The Structured Democratic Dialogue Process – SDDP (originally developed by Dr. Alexander Christakis and Prof. John Warfield) is a deeply reasoned, scientific methodology for large-scale, collaborative design, which is effective in:

  • Providing solutions to multiple conflicts and problems that are more and more complex in a reasonably limited amount of time;
  • assembling the collective wisdom of various stakeholders who experience a challenge;
  • assisting heterogeneous groups with conflicting opinions and interests in collectively developing a common framework of thinking based on consensus building and thus achieving results.

(Council of Europe, n.d)

Watch this video to get some background information regarding structured democratic dialogue process.

The added value of SDDP

1.Strategic character of the dialogue;

2.Promotion of a place-based and bottom-up approach;

3.Long-term outcomes rather than immediate and temporary outputs;

4.Networking and capacity building;

5.Legitimacy of the actors and their work;

6.Stakeholders engagement and the sense of collective ownership;

7.Creation of a core team (KMT) to sustain the continuity of the process;

8.Development of mutual trust between participants;

9.Participation on equal basis and respecting the autonomy of all participants;

10.Facilitation of mutual understanding and consensus building.

Brief explanation of the process

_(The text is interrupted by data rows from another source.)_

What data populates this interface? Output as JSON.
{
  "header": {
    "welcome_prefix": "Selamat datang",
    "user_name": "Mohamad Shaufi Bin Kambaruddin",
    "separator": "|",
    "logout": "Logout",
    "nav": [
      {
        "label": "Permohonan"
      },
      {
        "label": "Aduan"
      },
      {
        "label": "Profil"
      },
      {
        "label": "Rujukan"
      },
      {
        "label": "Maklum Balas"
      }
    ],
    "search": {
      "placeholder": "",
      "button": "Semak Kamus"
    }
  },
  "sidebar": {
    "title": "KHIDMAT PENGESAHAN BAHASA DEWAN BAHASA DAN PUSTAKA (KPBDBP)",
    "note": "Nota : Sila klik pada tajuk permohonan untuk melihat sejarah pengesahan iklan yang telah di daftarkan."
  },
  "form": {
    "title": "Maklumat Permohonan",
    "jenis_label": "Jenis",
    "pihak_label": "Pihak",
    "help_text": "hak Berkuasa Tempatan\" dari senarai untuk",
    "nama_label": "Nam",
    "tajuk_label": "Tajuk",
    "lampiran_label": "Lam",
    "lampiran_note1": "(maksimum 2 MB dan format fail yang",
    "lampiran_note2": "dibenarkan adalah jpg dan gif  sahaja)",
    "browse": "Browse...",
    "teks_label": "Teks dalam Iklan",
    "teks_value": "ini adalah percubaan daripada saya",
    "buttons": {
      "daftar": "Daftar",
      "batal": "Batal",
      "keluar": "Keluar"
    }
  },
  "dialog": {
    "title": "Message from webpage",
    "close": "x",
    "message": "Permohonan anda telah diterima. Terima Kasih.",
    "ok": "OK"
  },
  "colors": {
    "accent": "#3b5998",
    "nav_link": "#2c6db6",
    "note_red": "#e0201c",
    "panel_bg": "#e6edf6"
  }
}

  • For this methodology, a core group of people, known as the ‘Knowledge Management Team’ (KMT), is composed by the main stakeholders and the SDDP experts and coordinates the process. The KMT formulates a triggering question and invites the participants to answer it at a round-table session.
  • The participants’ answers need to be categorized using a bottom-up approach and recorded using the specialized software. Then, the answers are printed and posted/projected on the wall. The participants vote for the five most important to them ideas. The ideas that receive votes go to the next phase of the process.
  • Next step is the recording in the special software of the influences of one idea on another and finally, the production of the ‘influence tree’ that is subject to discussion to the participants.
Example of an influence tree